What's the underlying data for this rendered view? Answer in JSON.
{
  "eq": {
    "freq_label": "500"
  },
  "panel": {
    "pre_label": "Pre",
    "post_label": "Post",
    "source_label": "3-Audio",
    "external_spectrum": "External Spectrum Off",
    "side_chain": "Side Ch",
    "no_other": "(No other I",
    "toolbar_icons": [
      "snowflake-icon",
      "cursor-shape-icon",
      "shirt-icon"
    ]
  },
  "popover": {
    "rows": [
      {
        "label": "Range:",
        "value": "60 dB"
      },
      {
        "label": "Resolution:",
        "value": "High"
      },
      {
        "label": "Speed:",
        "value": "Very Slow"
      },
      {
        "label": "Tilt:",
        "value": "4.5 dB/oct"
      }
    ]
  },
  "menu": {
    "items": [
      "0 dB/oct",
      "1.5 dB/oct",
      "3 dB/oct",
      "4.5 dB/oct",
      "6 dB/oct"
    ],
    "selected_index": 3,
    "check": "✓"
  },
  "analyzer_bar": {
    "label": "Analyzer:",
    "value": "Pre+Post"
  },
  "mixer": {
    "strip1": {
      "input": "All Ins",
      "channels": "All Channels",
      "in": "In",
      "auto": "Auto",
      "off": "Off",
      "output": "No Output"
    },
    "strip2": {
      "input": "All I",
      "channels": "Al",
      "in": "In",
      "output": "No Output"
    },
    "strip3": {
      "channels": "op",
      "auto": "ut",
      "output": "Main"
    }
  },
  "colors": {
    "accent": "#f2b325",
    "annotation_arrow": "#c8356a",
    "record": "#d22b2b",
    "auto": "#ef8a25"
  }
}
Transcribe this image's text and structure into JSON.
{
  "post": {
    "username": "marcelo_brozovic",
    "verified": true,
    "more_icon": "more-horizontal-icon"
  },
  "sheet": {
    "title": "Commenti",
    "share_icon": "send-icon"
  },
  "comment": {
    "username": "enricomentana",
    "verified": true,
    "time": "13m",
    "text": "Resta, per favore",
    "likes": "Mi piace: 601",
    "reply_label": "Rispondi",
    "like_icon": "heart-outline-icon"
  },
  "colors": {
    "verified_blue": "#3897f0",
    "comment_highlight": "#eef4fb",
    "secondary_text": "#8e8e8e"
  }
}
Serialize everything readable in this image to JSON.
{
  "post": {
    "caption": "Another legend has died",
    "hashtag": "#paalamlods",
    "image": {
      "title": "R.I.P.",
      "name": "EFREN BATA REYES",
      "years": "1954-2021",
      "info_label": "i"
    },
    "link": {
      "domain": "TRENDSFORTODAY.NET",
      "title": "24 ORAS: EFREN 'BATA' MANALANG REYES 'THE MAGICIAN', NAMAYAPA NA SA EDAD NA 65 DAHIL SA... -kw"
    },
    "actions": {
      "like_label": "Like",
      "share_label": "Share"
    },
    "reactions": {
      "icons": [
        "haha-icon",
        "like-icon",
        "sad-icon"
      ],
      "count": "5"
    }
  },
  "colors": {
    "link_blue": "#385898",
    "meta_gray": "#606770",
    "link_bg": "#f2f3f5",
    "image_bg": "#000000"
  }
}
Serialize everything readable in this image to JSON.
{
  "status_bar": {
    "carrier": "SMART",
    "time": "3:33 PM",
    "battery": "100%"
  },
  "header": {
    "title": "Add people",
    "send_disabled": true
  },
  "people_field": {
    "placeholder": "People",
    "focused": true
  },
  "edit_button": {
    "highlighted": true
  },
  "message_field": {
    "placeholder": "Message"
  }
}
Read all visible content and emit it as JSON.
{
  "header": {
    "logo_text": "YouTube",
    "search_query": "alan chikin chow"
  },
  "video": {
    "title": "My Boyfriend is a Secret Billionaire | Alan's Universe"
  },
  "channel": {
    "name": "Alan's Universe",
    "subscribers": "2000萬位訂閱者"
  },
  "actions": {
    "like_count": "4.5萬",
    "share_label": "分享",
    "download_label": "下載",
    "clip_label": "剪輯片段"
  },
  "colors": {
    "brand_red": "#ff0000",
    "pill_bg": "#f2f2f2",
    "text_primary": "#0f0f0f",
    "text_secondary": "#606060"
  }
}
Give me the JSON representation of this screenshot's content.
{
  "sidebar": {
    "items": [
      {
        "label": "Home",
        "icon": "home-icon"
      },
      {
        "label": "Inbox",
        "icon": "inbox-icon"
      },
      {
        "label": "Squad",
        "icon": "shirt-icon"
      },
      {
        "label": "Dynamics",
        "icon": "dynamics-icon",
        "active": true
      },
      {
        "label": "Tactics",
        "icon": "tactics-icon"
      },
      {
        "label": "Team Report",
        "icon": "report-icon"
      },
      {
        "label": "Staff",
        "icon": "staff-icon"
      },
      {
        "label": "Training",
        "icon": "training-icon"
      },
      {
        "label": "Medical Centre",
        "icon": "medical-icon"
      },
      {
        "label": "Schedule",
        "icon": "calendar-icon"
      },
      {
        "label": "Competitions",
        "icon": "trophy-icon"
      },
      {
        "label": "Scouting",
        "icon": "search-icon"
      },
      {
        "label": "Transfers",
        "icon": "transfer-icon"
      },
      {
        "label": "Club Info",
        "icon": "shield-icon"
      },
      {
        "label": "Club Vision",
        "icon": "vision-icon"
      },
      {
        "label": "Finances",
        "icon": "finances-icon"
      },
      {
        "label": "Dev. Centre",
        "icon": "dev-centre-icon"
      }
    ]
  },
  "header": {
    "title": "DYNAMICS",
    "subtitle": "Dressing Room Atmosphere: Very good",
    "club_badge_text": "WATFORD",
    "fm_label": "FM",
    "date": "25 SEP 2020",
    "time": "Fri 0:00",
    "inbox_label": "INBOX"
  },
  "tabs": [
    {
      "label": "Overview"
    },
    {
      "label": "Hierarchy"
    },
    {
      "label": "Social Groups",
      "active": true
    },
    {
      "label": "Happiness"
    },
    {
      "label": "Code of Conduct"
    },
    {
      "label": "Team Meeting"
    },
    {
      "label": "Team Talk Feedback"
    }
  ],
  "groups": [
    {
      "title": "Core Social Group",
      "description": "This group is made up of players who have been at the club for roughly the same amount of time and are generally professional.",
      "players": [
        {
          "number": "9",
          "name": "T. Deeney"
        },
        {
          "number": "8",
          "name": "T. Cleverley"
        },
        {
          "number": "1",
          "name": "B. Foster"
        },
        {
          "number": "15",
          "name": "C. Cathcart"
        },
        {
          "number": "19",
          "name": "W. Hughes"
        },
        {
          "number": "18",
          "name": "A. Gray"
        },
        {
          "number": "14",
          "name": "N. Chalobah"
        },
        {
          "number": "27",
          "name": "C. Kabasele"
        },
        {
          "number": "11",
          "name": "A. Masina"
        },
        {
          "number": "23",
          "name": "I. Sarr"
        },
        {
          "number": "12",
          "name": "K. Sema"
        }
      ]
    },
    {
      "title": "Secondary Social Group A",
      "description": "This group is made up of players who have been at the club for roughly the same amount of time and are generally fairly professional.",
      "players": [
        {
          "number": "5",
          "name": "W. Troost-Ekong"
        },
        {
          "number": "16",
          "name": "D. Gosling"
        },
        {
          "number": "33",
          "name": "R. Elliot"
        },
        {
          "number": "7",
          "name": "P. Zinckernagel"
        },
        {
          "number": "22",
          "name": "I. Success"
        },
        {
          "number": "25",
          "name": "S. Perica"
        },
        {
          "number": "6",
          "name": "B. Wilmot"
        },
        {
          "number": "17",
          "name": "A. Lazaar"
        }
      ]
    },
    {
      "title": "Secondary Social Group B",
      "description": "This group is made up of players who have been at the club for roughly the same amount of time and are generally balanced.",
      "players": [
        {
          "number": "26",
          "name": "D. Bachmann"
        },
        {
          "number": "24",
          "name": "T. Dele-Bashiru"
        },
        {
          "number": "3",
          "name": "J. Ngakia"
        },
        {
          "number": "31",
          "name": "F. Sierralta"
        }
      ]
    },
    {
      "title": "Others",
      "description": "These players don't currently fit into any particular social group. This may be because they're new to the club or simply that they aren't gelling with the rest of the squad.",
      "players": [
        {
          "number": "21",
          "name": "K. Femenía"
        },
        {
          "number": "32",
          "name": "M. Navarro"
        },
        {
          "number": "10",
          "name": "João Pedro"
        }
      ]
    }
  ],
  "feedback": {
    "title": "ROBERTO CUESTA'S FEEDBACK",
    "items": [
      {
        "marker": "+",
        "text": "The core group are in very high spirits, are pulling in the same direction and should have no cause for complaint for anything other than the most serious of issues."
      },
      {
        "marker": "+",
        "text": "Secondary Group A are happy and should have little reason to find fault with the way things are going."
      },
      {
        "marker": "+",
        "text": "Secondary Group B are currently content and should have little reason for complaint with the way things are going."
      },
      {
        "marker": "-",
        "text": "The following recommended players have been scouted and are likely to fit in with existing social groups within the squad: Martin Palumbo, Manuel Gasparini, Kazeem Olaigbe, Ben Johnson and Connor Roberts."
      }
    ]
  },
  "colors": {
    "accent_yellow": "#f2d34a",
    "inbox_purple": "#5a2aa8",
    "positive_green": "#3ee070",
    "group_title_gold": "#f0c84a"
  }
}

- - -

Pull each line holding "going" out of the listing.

Answer to this exercise >>
        "text": "Secondary Group A are happy and should have little reason to find fault with the way things are going."
        "text": "Secondary Group B are currently content and should have little reason for complaint with the way things are going."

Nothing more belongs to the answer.